Granville

Granville, located near the heart of the Green Mountain National Forest, has one of the most unique geographies in the state. If you stand on a ridgeline near Granville Gulf, rain falling to your south will flow downhill into the White River and on to Long Island Sound. Rain falling to your north heads out to sea via Lake Champlain and the Gulf of Saint Lawrence. It’s easy indeed to find a ridgeline and catch amazing views in all directions. Granville has more than a dozen mountains and nearly half of the town is located within the bounds of state and national forests, Downslope, the scenery is just as impressive: you won’t forget a drive through the Granville Gulf and a stop at Moss Glen Falls, said to be the most beautiful in the state. Once a bustling town of more than a thousand, supported by farm and forest industries, Granville is now the smallest town in the White River Valley. Granville and Lower Granville are located on a prime scenic byway between Killington and the Mad River Valley, and they are full of fanciful destinations like Codfish Corners, Puddledock and Avery’s Gore. If you want to get to East Granville, you will have to hike up the old mountain road or take a 30-mile detour by car over Roxbury Gap. Stop for an hour or a night, explore the Town’s rich history, camp out in the forest, and pick up a unique carved wooden bowl from the mill – one of Granville’s oldest industries.
Claim to Fame: 
Home to Eli Mosher, inventor of the maple tap
Quick Facts
Population: 
298
Size: 
52.20 square miles
Year Established: 
2017
Attractions: 
A trip through the Granville Gulf - a nine mile stretch of Route 100 where waterfalls and scenic views punctuate a narrow mountain gap.

A trip through the Granville Gulf - a nine mile stretch of Route 100 where waterfalls and scenic views punctuate a narrow mountain gap.

Exploring Granville’s state and national forest land.

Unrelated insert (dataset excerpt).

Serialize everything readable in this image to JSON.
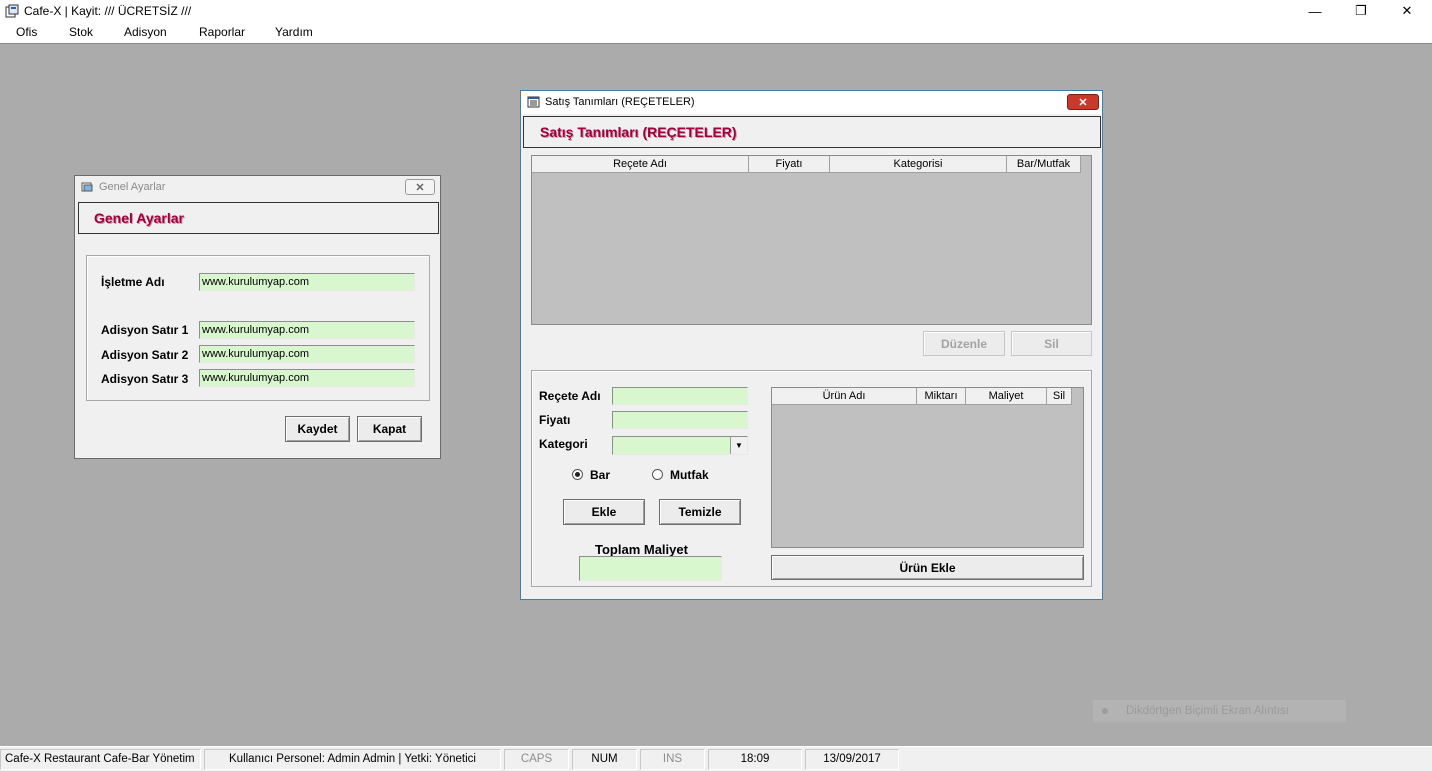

Start on U.S. Forest Service Road 55, set up camp, and go from there on foot, bike, horseback, skis, or snowshoes.

Exploring Granville’s state and national forest land. Start on U.S. Forest Service Road 55, set up camp, and go from there on foot, bike, horseback, skis, or snowshoes.

Watching or riding in the annual Green Mountain Stage Race and Harpoon Point to Point ride, which run down Route 100 and through Granville. If you can’t make the race, make the trip on your own for one of the most scenic rides around.

Watching or riding in the annual Green Mountain Stage Race and Harpoon Point to Point ride, which run down Route 100 and through Granville. If you can’t make the race, make the trip on your own for one of the most scenic rides around.

Town Website: 
www.granvillevermont.org/‎
Planning Docs: 
http://www.trorc.org/towns/granville/
Demographic Info: 
http://www.trorc.org/towns/granville